Your goal:
Only a number is wanted: how many lines in the listing contain the word "Manage"?

====

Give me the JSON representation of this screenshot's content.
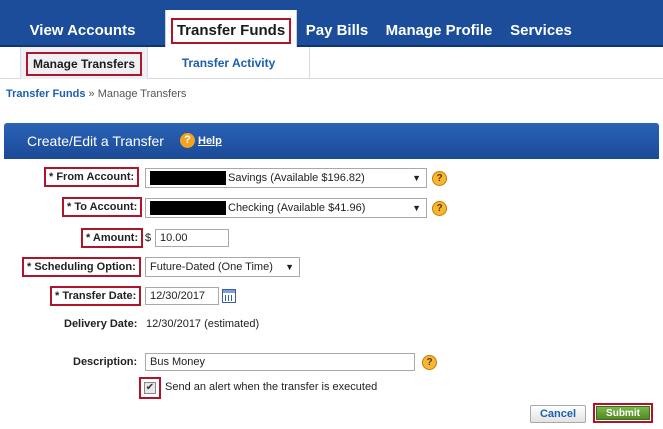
{
  "nav": {
    "tabs": [
      {
        "label": "View Accounts"
      },
      {
        "label": "Transfer Funds"
      },
      {
        "label": "Pay Bills"
      },
      {
        "label": "Manage Profile"
      },
      {
        "label": "Services"
      }
    ]
  },
  "subnav": {
    "tabs": [
      {
        "label": "Manage Transfers"
      },
      {
        "label": "Transfer Activity"
      }
    ]
  },
  "breadcrumb": {
    "parent": "Transfer Funds",
    "separator": " » ",
    "current": "Manage Transfers"
  },
  "panel": {
    "title": "Create/Edit a Transfer",
    "help_icon": "?",
    "help_label": "Help"
  },
  "form": {
    "from_label": "* From Account:",
    "from_value": "Savings (Available $196.82)",
    "to_label": "* To Account:",
    "to_value": "Checking (Available $41.96)",
    "amount_label": "* Amount:",
    "currency": "$",
    "amount_value": "10.00",
    "schedule_label": "* Scheduling Option:",
    "schedule_value": "Future-Dated (One Time)",
    "date_label": "* Transfer Date:",
    "date_value": "12/30/2017",
    "delivery_label": "Delivery Date:",
    "delivery_value": "12/30/2017 (estimated)",
    "description_label": "Description:",
    "description_value": "Bus Money",
    "alert_label": "Send an alert when the transfer is executed",
    "alert_checked": "✔"
  },
  "actions": {
    "cancel": "Cancel",
    "submit": "Submit"
  },
  "colors": {
    "nav_bg": "#1b4d9a",
    "highlight": "#b0142a",
    "link": "#1b5fae",
    "submit": "#5a9a2e"
  },
  "icons": {
    "help": "question-circle-icon",
    "dropdown": "chevron-down-icon",
    "calendar": "calendar-icon",
    "check": "checkmark-icon"
  }
}
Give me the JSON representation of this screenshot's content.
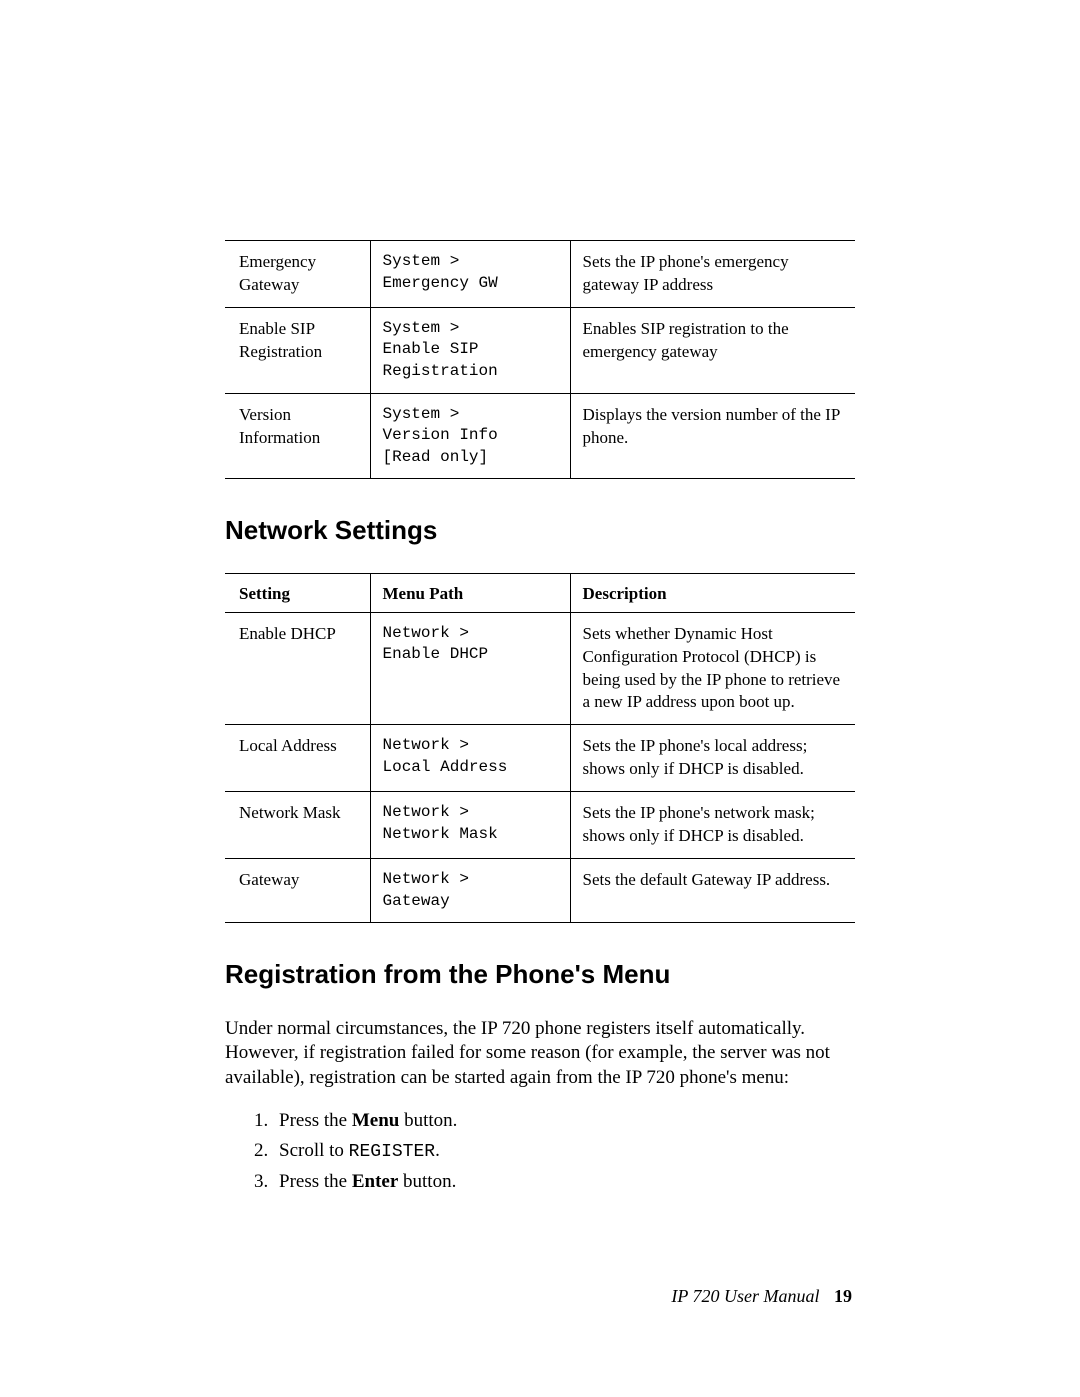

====

Output for this exercise:
3